Stored entries:
┌──

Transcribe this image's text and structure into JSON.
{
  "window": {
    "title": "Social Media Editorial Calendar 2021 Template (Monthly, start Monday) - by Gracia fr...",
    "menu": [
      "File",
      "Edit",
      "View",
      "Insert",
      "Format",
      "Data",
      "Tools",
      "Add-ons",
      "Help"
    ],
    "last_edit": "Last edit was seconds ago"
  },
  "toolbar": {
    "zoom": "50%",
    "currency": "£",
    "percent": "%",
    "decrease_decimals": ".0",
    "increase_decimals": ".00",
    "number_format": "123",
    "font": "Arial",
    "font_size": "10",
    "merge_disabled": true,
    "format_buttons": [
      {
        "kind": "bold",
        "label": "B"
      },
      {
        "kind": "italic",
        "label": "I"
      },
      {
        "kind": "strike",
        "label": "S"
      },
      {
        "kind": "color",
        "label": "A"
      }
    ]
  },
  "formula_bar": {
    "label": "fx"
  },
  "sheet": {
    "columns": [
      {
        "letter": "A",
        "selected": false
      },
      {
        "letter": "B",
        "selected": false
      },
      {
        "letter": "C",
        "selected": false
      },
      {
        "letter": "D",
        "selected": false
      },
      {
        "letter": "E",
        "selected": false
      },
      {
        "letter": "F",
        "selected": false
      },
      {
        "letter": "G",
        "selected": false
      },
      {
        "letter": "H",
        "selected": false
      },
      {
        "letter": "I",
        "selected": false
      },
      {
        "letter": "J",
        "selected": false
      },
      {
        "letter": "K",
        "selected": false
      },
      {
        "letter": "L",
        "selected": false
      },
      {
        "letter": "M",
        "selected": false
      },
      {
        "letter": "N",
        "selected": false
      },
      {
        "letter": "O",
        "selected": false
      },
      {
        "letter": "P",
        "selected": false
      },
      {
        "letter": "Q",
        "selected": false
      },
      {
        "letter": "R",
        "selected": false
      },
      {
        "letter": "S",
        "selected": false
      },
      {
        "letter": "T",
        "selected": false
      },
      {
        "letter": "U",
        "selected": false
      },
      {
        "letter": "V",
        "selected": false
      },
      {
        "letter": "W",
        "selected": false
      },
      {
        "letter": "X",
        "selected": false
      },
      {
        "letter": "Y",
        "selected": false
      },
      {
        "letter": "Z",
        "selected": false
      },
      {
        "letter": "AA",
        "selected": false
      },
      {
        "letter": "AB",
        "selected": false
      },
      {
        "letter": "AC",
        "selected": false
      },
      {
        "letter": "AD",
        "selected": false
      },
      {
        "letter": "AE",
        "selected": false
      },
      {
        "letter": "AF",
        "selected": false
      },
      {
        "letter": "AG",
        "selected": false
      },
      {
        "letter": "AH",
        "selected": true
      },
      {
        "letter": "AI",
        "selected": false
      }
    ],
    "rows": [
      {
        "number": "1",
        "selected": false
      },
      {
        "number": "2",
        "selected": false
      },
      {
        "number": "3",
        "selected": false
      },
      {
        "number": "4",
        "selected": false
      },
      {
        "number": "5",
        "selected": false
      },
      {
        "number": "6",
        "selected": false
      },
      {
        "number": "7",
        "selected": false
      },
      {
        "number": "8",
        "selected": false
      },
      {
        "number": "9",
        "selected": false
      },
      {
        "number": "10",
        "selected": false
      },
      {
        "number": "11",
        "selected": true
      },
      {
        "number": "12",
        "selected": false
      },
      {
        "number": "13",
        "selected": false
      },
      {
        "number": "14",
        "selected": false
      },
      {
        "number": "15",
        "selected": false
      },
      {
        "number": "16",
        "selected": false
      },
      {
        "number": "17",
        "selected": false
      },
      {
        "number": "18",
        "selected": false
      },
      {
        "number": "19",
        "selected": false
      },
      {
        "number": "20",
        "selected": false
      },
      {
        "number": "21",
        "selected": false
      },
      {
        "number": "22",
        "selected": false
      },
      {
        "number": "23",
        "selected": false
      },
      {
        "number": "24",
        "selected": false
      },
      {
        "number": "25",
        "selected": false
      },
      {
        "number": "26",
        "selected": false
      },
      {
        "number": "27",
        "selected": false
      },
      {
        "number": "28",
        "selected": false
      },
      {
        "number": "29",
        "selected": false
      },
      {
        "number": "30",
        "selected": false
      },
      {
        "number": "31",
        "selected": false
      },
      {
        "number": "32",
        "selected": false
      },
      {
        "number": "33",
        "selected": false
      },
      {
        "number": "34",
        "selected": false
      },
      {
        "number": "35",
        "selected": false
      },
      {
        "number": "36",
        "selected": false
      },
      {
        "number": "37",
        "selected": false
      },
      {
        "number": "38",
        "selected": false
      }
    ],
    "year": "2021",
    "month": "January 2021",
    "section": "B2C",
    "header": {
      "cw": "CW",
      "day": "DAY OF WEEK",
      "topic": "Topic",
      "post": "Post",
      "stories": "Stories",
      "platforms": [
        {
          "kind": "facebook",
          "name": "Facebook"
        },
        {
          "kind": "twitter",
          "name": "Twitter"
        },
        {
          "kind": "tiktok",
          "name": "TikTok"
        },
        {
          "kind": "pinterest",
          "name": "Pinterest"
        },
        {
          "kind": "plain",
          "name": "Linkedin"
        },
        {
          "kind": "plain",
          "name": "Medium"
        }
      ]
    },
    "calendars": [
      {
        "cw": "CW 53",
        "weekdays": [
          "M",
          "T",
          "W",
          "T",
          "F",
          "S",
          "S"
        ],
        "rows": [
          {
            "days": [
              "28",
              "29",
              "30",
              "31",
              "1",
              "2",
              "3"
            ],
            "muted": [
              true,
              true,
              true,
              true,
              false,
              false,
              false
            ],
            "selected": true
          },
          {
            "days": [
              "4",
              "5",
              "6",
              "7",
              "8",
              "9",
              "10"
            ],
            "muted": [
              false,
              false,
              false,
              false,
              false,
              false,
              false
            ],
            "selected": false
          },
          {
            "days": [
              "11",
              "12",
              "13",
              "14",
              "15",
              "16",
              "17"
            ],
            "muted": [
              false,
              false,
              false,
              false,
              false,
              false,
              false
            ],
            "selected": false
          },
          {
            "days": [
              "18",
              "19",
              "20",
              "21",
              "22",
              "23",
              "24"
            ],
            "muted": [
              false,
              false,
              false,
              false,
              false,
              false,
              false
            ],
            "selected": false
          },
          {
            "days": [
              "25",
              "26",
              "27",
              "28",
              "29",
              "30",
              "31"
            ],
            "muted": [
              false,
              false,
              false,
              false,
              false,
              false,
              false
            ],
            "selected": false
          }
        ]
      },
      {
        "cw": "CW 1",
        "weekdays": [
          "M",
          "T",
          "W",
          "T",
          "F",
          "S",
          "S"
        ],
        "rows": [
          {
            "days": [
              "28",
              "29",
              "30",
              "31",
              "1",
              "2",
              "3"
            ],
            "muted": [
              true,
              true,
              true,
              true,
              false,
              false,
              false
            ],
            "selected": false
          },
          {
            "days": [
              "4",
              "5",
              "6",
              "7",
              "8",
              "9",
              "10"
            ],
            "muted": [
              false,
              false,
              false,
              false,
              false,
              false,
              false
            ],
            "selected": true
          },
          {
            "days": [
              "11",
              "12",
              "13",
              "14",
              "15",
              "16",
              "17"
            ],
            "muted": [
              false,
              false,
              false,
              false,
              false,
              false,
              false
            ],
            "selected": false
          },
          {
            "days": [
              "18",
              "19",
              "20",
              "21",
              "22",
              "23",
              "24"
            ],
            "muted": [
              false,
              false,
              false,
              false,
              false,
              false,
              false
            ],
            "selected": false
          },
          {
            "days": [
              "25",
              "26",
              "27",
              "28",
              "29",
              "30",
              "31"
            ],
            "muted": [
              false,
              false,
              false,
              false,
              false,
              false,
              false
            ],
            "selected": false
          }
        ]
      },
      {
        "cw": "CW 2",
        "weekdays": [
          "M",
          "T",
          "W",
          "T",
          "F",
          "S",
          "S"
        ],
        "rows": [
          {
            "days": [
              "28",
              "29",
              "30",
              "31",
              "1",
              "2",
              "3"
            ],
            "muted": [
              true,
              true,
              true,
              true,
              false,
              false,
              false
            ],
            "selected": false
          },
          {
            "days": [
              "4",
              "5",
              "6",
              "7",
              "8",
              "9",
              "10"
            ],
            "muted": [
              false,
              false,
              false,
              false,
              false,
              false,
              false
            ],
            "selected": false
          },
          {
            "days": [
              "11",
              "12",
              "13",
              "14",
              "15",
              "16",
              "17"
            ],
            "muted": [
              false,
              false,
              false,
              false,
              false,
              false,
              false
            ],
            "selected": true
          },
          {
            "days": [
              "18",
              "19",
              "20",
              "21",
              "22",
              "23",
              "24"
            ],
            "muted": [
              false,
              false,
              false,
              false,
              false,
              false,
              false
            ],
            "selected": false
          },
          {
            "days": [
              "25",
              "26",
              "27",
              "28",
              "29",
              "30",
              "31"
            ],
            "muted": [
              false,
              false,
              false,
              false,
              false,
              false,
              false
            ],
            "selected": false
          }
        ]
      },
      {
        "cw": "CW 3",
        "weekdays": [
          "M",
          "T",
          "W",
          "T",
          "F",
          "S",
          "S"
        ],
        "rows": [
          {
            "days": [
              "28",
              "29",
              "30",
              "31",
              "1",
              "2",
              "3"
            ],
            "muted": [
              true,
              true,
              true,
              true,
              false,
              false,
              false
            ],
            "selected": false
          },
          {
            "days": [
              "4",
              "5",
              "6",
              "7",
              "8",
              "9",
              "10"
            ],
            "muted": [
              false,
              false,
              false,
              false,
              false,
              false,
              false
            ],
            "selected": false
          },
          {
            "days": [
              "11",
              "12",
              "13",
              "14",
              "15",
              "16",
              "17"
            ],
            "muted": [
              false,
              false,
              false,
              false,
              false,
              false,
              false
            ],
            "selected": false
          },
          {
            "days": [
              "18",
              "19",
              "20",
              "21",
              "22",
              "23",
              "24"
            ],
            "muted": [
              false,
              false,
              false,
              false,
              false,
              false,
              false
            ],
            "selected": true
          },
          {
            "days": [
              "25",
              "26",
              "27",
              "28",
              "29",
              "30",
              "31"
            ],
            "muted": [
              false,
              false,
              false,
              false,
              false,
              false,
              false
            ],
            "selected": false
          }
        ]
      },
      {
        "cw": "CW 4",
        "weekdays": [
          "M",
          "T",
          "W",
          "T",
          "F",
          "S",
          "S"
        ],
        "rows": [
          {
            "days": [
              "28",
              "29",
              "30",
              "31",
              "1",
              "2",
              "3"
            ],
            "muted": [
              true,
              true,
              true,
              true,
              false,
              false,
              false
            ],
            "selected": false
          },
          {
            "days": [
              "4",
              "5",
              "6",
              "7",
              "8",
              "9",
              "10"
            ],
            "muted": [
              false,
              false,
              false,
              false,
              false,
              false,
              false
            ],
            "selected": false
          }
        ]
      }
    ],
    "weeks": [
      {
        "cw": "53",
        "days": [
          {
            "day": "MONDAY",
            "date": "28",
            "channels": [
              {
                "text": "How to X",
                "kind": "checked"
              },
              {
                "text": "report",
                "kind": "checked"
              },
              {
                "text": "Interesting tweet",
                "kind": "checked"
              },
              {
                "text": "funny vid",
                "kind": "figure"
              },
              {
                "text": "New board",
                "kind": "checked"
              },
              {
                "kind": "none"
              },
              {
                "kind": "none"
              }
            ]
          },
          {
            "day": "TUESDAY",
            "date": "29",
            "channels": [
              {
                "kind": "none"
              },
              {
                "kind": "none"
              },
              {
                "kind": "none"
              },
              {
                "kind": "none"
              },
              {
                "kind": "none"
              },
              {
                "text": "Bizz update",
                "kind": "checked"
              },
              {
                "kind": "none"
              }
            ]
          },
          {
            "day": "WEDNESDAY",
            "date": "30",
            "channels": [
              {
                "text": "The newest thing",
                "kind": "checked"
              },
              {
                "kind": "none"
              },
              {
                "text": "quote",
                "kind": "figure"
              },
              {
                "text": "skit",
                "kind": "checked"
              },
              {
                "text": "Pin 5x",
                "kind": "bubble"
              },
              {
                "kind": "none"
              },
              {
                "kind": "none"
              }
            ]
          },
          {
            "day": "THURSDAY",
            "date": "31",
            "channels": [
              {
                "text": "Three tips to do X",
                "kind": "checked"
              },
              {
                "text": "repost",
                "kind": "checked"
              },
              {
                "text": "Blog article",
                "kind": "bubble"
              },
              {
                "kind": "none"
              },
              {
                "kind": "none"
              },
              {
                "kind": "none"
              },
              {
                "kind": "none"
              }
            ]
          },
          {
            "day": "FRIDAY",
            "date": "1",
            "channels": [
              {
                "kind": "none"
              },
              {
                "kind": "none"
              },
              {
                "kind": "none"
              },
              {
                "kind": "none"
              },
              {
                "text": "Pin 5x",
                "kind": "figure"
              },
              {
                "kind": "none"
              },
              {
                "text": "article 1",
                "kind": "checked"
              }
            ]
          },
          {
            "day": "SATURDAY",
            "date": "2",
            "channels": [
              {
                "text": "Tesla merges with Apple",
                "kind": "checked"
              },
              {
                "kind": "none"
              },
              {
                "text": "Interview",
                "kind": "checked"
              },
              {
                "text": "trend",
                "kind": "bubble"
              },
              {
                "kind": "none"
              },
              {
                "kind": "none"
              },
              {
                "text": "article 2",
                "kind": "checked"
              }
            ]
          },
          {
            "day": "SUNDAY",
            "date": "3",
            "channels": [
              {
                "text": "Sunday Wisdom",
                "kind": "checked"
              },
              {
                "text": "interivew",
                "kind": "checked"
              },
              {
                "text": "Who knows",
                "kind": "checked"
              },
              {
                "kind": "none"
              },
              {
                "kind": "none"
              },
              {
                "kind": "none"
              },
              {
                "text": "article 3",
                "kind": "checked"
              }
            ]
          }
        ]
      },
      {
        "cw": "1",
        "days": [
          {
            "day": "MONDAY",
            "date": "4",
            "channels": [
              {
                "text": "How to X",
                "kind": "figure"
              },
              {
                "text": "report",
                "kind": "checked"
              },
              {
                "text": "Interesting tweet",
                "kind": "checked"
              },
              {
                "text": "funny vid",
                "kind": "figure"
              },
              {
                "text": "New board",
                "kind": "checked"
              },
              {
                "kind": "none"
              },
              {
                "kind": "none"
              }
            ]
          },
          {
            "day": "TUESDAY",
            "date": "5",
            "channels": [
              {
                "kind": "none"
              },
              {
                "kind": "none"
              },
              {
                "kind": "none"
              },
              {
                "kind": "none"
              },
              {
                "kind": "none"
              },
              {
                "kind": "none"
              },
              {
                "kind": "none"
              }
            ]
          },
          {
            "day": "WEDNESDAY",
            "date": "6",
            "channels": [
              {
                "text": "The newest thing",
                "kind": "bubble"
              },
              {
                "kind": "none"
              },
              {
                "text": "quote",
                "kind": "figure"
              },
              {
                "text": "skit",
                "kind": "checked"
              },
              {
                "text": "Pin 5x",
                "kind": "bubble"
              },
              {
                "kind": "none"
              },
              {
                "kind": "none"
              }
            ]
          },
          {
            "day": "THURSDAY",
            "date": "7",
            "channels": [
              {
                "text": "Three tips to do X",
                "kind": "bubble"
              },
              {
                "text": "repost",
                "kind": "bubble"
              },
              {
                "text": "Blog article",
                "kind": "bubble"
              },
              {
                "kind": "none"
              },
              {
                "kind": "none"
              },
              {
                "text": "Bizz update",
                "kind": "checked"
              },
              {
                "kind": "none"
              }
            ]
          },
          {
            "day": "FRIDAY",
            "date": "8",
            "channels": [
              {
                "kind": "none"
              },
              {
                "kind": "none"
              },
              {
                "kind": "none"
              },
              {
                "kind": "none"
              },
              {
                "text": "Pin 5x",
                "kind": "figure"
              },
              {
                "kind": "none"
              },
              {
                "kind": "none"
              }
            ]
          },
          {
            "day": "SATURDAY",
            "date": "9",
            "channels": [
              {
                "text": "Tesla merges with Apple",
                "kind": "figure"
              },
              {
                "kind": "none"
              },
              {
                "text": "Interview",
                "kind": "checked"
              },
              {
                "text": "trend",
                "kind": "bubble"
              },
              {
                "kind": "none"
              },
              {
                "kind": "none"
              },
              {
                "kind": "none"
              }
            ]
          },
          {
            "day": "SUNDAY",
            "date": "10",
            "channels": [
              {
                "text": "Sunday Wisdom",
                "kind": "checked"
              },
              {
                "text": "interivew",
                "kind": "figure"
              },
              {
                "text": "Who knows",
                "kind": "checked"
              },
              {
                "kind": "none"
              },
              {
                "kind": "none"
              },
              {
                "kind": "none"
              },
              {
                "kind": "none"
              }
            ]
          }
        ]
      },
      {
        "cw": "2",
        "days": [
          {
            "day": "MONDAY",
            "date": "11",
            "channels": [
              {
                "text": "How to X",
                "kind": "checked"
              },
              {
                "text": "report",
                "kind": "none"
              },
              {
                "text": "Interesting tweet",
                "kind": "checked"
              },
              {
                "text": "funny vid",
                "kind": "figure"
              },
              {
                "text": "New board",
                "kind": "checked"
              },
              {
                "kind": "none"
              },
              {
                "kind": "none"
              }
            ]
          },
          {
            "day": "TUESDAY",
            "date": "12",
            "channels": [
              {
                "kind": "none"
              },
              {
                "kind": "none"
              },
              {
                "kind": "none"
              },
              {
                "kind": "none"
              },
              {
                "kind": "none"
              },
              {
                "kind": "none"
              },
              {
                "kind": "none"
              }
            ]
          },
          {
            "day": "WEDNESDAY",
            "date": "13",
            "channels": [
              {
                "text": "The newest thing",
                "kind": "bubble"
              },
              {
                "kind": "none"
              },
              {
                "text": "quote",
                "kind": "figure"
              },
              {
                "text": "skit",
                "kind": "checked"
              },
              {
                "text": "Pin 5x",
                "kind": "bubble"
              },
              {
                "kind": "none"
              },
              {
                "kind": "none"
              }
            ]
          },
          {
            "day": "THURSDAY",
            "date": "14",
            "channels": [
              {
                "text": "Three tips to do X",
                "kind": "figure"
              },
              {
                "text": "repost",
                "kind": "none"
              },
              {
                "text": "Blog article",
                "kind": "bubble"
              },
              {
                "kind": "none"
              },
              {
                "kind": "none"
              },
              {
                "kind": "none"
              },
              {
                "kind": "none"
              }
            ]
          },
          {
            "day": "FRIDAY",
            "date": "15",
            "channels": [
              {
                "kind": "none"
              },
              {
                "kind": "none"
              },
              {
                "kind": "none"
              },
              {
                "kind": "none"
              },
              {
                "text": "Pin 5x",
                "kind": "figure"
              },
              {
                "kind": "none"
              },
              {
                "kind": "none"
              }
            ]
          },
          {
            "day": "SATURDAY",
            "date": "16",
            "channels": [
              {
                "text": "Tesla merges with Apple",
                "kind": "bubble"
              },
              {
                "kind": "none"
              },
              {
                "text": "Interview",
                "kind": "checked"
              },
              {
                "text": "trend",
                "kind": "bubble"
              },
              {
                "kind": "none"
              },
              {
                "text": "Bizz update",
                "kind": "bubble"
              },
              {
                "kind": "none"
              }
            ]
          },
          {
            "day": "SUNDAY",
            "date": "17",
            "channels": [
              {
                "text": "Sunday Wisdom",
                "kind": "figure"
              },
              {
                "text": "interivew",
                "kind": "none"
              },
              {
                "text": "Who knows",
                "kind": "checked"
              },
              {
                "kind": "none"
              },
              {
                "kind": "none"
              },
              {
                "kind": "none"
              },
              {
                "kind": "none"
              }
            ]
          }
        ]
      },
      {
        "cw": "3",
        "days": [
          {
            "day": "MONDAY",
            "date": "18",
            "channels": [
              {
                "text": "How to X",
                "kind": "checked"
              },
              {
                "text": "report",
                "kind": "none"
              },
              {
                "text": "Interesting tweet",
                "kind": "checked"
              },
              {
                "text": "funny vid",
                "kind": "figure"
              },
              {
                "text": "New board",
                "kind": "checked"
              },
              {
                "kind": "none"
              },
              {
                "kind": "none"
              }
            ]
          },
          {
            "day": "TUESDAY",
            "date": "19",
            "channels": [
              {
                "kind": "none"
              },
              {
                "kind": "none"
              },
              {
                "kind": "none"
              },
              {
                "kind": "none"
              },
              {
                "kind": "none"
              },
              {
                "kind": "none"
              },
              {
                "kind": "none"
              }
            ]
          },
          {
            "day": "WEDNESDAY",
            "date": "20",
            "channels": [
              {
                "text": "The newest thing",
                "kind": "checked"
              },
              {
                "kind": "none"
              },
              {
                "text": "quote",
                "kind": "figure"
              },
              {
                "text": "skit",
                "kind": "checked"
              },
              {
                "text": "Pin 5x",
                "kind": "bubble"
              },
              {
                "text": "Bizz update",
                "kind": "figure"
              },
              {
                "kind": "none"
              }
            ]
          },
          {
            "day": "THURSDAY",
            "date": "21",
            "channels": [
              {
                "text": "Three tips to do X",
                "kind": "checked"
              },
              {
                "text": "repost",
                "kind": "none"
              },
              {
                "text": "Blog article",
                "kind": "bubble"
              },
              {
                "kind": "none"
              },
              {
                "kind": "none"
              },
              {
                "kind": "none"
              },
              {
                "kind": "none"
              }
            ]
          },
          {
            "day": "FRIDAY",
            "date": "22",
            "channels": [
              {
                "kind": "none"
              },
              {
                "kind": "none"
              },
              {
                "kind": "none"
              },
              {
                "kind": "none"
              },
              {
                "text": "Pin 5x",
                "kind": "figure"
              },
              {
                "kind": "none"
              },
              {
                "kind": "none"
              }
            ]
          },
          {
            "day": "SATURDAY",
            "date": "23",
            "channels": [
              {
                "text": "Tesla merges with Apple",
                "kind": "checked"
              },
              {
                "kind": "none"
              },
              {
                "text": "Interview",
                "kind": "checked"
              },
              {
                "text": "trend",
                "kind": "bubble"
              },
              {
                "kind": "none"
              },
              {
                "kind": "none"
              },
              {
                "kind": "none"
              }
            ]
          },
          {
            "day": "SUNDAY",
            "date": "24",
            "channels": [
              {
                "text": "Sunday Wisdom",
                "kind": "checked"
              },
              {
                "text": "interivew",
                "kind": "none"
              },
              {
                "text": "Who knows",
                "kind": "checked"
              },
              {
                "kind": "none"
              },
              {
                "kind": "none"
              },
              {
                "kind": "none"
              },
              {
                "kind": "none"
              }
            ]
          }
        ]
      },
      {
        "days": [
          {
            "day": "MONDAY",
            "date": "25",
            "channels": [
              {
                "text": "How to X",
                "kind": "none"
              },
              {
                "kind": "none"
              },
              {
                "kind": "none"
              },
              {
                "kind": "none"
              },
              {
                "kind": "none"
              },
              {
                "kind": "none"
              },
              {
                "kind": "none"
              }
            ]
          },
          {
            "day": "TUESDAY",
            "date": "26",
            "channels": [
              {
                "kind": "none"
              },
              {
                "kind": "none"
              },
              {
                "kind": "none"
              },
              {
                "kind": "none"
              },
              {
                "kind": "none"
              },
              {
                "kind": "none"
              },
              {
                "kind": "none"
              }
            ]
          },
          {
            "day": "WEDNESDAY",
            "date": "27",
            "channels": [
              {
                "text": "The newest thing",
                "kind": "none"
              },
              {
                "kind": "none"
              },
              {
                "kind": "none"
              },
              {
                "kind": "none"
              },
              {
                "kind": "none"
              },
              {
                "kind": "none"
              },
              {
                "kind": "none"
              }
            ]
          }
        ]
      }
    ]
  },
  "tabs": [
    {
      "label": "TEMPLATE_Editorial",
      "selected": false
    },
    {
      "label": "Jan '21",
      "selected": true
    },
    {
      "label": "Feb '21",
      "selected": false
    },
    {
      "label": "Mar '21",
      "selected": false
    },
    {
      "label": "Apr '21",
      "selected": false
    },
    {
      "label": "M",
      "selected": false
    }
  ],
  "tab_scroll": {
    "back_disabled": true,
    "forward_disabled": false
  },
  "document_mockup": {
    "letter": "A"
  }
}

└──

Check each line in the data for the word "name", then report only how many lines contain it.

Task response:
6